| ||Zhaowei Kong,Tat-Ming Sze,Jane Yu,Paul Loprinzi,Tao Xiao,Albert Yeung,Chunxiao Li,Hua Zhang,Liye Zou |
| ||International Journal of Environmental Research and Public Health. 2019; 16(7): 1152 |
|[Pubmed] | [DOI]|
||Are Mindful Exercises Safe and Beneficial for Treating Chronic Lower Back Pain? A Systematic Review and Meta-Analysis of Randomized Controlled Trials
| ||Liye Zou,Yanjie Zhang,Lin Yang,Paul D. Loprinzi,Albert S. Yeung,Jian Kong,Kevin W Chen,Wook Song,Tao Xiao,Hong Li |
| ||Journal of Clinical Medicine. 2019; 8(5): 628 |
|[Pubmed] | [DOI]|

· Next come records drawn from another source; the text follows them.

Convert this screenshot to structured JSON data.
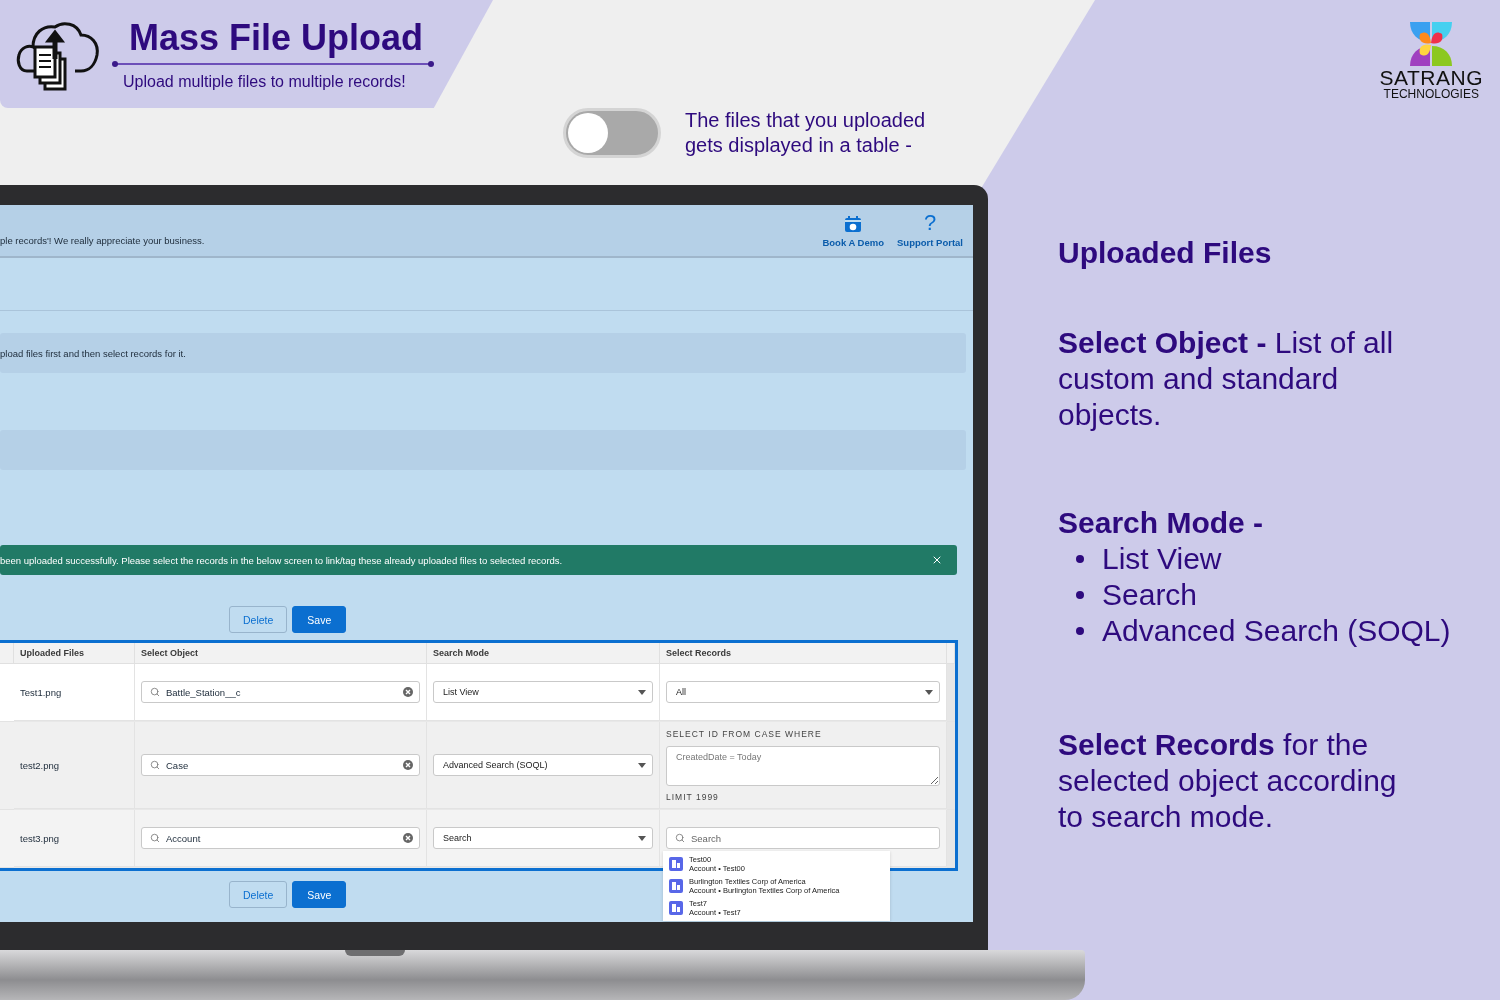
{
  "banner": {
    "title": "Mass File Upload",
    "subtitle": "Upload multiple files to multiple records!"
  },
  "toggle": {
    "on": false,
    "caption": "The files that you uploaded gets displayed in a table -"
  },
  "logo": {
    "name": "SATRANG",
    "tagline": "TECHNOLOGIES"
  },
  "app": {
    "header": {
      "message": "ple records'! We really appreciate your business.",
      "actions": [
        {
          "label": "Book A Demo",
          "kind": "calendar"
        },
        {
          "label": "Support Portal",
          "kind": "glyph",
          "glyph": "?"
        }
      ]
    },
    "info": "pload files first and then select records for it.",
    "toast": {
      "message": "been uploaded successfully. Please select the records in the below screen to link/tag these already uploaded files to selected records."
    },
    "buttons_top": [
      {
        "label": "Delete",
        "kind": "neutral"
      },
      {
        "label": "Save",
        "kind": "brand"
      }
    ],
    "table": {
      "columns": [
        "Uploaded Files",
        "Select Object",
        "Search Mode",
        "Select Records"
      ],
      "rows": [
        {
          "file": "Test1.png",
          "object": "Battle_Station__c",
          "mode": "List View",
          "records": {
            "kind": "picklist",
            "value": "All"
          }
        },
        {
          "file": "test2.png",
          "object": "Case",
          "mode": "Advanced Search (SOQL)",
          "records": {
            "kind": "soql",
            "prefix": "SELECT ID FROM CASE WHERE",
            "placeholder": "CreatedDate = Today",
            "suffix": "LIMIT 1999"
          }
        },
        {
          "file": "test3.png",
          "object": "Account",
          "mode": "Search",
          "records": {
            "kind": "lookup",
            "placeholder": "Search",
            "results": [
              {
                "title": "Test00",
                "subtitle": "Account • Test00"
              },
              {
                "title": "Burlington Textiles Corp of America",
                "subtitle": "Account • Burlington Textiles Corp of America"
              },
              {
                "title": "Test7",
                "subtitle": "Account • Test7"
              }
            ]
          }
        }
      ]
    },
    "buttons_bottom": [
      {
        "label": "Delete",
        "kind": "neutral"
      },
      {
        "label": "Save",
        "kind": "brand"
      }
    ]
  },
  "panel": {
    "sections": [
      {
        "kind": "heading",
        "text": "Uploaded Files"
      },
      {
        "kind": "paragraph",
        "text": "**Select Object -** List of all custom and standard objects."
      },
      {
        "kind": "list",
        "title": "Search Mode -",
        "items": [
          "List View",
          "Search",
          "Advanced Search (SOQL)"
        ]
      },
      {
        "kind": "paragraph",
        "text": "**Select Records** for the selected object according to search mode."
      }
    ]
  }
}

||The Effects of Tai Chi Chuan Versus Core Stability Training on Lower-Limb Neuromuscular Function in Aging Individuals with Non-Specific Chronic Lower Back Pain
| ||Liye Zou,Yanjie Zhang,Yang Liu,Xiaopei Tian,Tao Xiao,Xiaolei Liu,Albert S. Yeung,Jing Liu,Xueqiang Wang,Qing Yang |

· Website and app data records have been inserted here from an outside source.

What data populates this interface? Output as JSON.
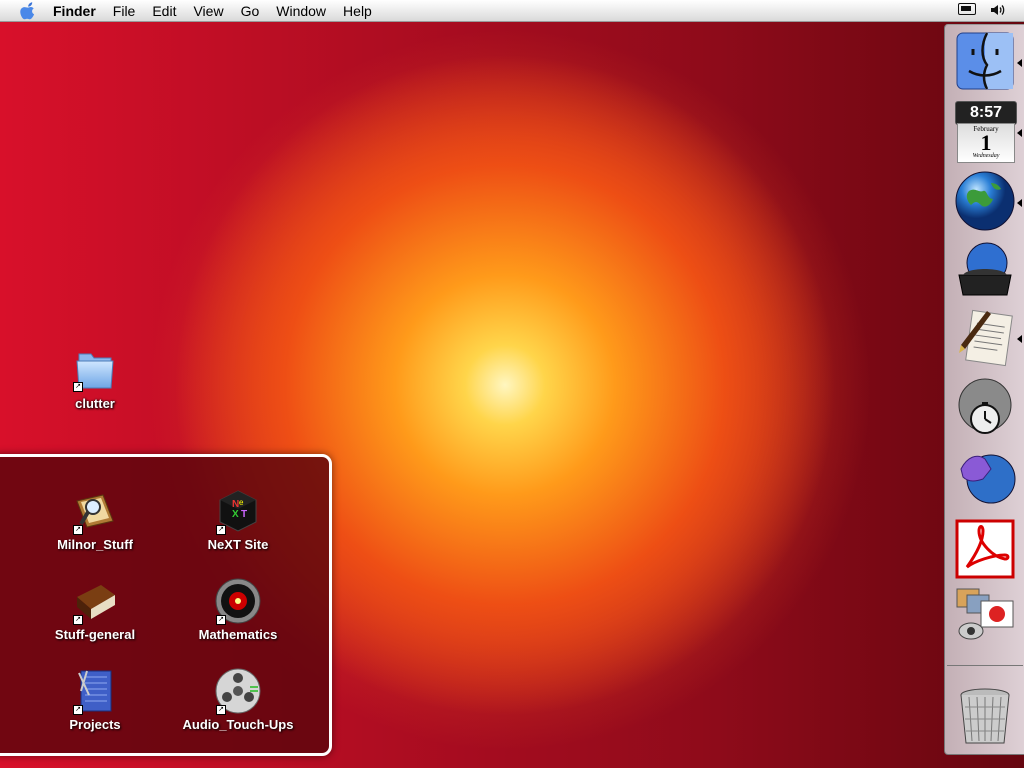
{
  "menubar": {
    "apple_icon": "apple-icon",
    "items": [
      "Finder",
      "File",
      "Edit",
      "View",
      "Go",
      "Window",
      "Help"
    ],
    "status_icons": [
      "battery-icon",
      "volume-icon"
    ]
  },
  "desktop": {
    "folder": {
      "label": "clutter",
      "icon": "folder-icon"
    }
  },
  "drawer": {
    "items": [
      {
        "label": "Milnor_Stuff",
        "icon": "magnifier-book-icon"
      },
      {
        "label": "NeXT Site",
        "icon": "next-cube-icon"
      },
      {
        "label": "Stuff-general",
        "icon": "brown-book-icon"
      },
      {
        "label": "Mathematics",
        "icon": "hal-eye-icon"
      },
      {
        "label": "Projects",
        "icon": "blueprint-icon"
      },
      {
        "label": "Audio_Touch-Ups",
        "icon": "reel-icon"
      }
    ]
  },
  "dock": {
    "clock": {
      "time": "8:57",
      "month": "February",
      "day": "1",
      "weekday": "Wednesday"
    },
    "items": [
      "finder-icon",
      "clock-calendar-icon",
      "globe-icon",
      "mail-bag-icon",
      "pen-letter-icon",
      "stopwatch-icon",
      "hand-globe-icon",
      "acrobat-icon",
      "photos-icon",
      "trash-icon"
    ]
  }
}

| ||Medicina. 2019; 55(3): 60 |
|[Pubmed] | [DOI]|
||A Systematic Review With Meta-Analysis of Mindful Exercises on Rehabilitative Outcomes Among Poststroke Patients
| ||Liye Zou,Jeffer Eidi Sasaki,Nan Zeng,Chaoyi Wang,Li Sun |

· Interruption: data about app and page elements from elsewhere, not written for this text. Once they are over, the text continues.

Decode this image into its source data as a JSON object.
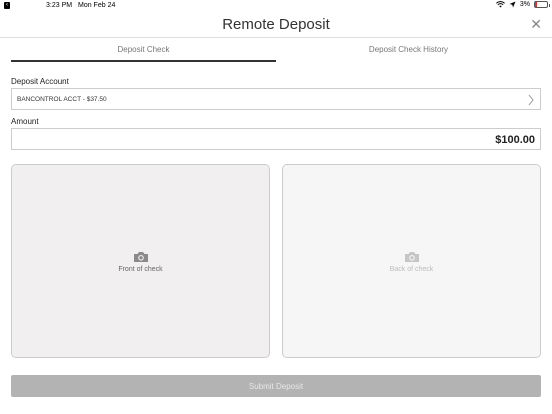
{
  "status_bar": {
    "time": "3:23 PM",
    "date": "Mon Feb 24",
    "battery": "3%",
    "battery_level": 0.03
  },
  "header": {
    "title": "Remote Deposit",
    "close_glyph": "✕"
  },
  "tabs": [
    {
      "label": "Deposit Check",
      "active": true
    },
    {
      "label": "Deposit Check History",
      "active": false
    }
  ],
  "form": {
    "account_label": "Deposit Account",
    "account_value": "BANCONTROL ACCT - $37.50",
    "amount_label": "Amount",
    "amount_value": "$100.00"
  },
  "checks": {
    "front_caption": "Front of check",
    "back_caption": "Back of check"
  },
  "submit_label": "Submit Deposit",
  "icons": {
    "camera": "camera-icon",
    "chevron": "chevron-right-icon",
    "close": "close-icon",
    "wifi": "wifi-icon",
    "location": "location-arrow-icon",
    "battery": "battery-icon"
  },
  "colors": {
    "active_tab_underline": "#333333",
    "submit_disabled": "#b3b3b3",
    "battery_low": "#dd3333"
  }
}
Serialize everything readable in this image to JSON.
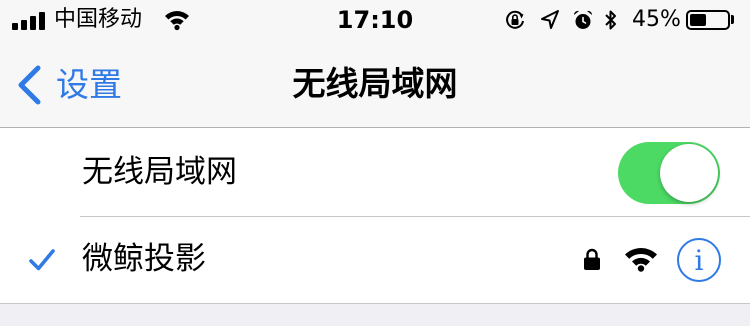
{
  "status_bar": {
    "carrier": "中国移动",
    "time": "17:10",
    "battery_percent_label": "45%",
    "battery_level": 0.45,
    "signal_bars": 4,
    "icons": [
      "signal-icon",
      "wifi-icon",
      "orientation-lock-icon",
      "location-arrow-icon",
      "alarm-icon",
      "bluetooth-icon",
      "battery-icon"
    ]
  },
  "nav": {
    "back_label": "设置",
    "title": "无线局域网"
  },
  "wifi_toggle": {
    "label": "无线局域网",
    "on": true,
    "on_color": "#4cd964"
  },
  "network": {
    "name": "微鲸投影",
    "connected": true,
    "secured": true,
    "info_label": "i"
  },
  "colors": {
    "accent": "#2f7ae5",
    "background": "#efeff4"
  }
}
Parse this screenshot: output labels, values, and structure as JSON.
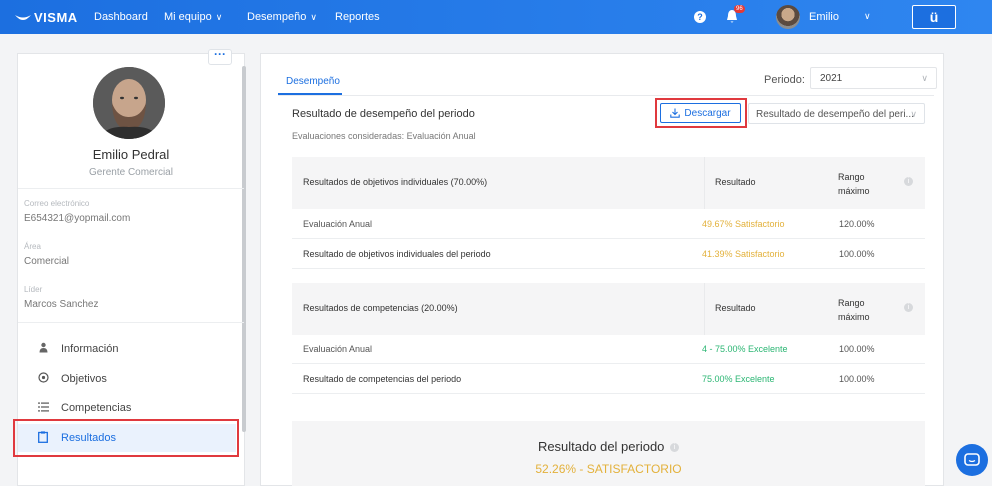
{
  "topbar": {
    "logo": "VISMA",
    "nav": [
      {
        "label": "Dashboard",
        "has_menu": false
      },
      {
        "label": "Mi equipo",
        "has_menu": true
      },
      {
        "label": "Desempeño",
        "has_menu": true
      },
      {
        "label": "Reportes",
        "has_menu": false
      }
    ],
    "notification_count": "96",
    "user_name": "Emilio",
    "brand_button": "ü"
  },
  "profile": {
    "name": "Emilio Pedral",
    "role": "Gerente Comercial",
    "fields": [
      {
        "label": "Correo electrónico",
        "value": "E654321@yopmail.com"
      },
      {
        "label": "Área",
        "value": "Comercial"
      },
      {
        "label": "Líder",
        "value": "Marcos Sanchez"
      }
    ],
    "menu": [
      {
        "label": "Información",
        "icon": "user-icon",
        "active": false
      },
      {
        "label": "Objetivos",
        "icon": "target-icon",
        "active": false
      },
      {
        "label": "Competencias",
        "icon": "list-icon",
        "active": false
      },
      {
        "label": "Resultados",
        "icon": "clipboard-icon",
        "active": true
      }
    ]
  },
  "main": {
    "tab": "Desempeño",
    "period_label": "Periodo:",
    "period_value": "2021",
    "section_title": "Resultado de desempeño del periodo",
    "section_subtitle": "Evaluaciones consideradas: Evaluación Anual",
    "download_label": "Descargar",
    "result_select": "Resultado de desempeño del peri...",
    "objectives": {
      "header": [
        "Resultados de objetivos individuales (70.00%)",
        "Resultado",
        "Rango",
        "máximo"
      ],
      "rows": [
        {
          "name": "Evaluación Anual",
          "result": "49.67% Satisfactorio",
          "max": "120.00%"
        },
        {
          "name": "Resultado de objetivos individuales del periodo",
          "result": "41.39% Satisfactorio",
          "max": "100.00%"
        }
      ]
    },
    "competencies": {
      "header": [
        "Resultados de competencias (20.00%)",
        "Resultado",
        "Rango",
        "máximo"
      ],
      "rows": [
        {
          "name": "Evaluación Anual",
          "result": "4 - 75.00% Excelente",
          "max": "100.00%"
        },
        {
          "name": "Resultado de competencias del periodo",
          "result": "75.00% Excelente",
          "max": "100.00%"
        }
      ]
    },
    "summary": {
      "title": "Resultado del periodo",
      "value": "52.26% - SATISFACTORIO"
    }
  },
  "colors": {
    "primary": "#1c6fe0",
    "satisfactory": "#e3b13b",
    "excellent": "#2bb673",
    "highlight": "#e0393e"
  }
}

| ||Archives of Physical Medicine and Rehabilitation. 2018; |
|[Pubmed] | [DOI]|
||Effects of Mind–Body Exercises (Tai Chi/Yoga) on Heart Rate Variability Parameters and Perceived Stress: A Systematic Review with Meta-Analysis of Randomized Controlled Trials
| ||Liye Zou,Jeffer Sasaki,Gao-Xia Wei,Tao Huang,Albert Yeung,Octávio Neto,Kevin Chen,Stanley Hui |
| ||Journal of Clinical Medicine. 2018; 7(11): 404 |
|[Pubmed] | [DOI]|
||A Systematic Review and Meta-Analysis of Mindfulness-Based (Baduanjin) Exercise for Alleviating Musculoskeletal Pain and Improving Sleep Quality in People with Chronic Diseases
| ||Liye Zou,Albert Yeung,Xinfeng Quan,Sean Boyden,Huiru Wang |
| ||International Journal of Environmental Research and Public Health. 2018; 15(2): 206 |
|[Pubmed] | [DOI]|
||Mindfulness-Based Baduanjin Exercise for Depression and Anxiety in People with Physical or Mental Illnesses: A Systematic Review and Meta-Analysis
| ||Liye Zou,Albert Yeung,Xinfeng Quan,Stanley Sai-Chuen Hui,Xiaoyue Hu,Jessie S. M. Chan,Chaoyi Wang,Sean David Boyden,Li Sun,Huiru Wang |
| ||International Journal of Environmental Research and Public Health. 2018; 15(2): 321 |
|[Pubmed] | [DOI]|
||Effects of Mind-Body Exercises for Mood and Functional Capabilities in Patients with Stroke: An Analytical Review of Randomized Controlled Trials
| ||Liye Zou,Albert Yeung,Nan Zeng,Chaoyi Wang,Li Sun,Garrett Thomas,Huiru Wang |
| ||International Journal of Environmental Research and Public Health. 2018; 15(4): 721 |
|[Pubmed] | [DOI]|
||The Effects of Tai Chi on Heart Rate Variability in Older Chinese Individuals with Depression
| ||Jing Liu,Huihui Xie,Ming Liu,Zongbao Wang,Liye Zou,Albert Yeung,Stanley Hui,Qing Yang |
| ||International Journal of Environmental Research and Public Health. 2018; 15(12): 2771 |
|[Pubmed] | [DOI]|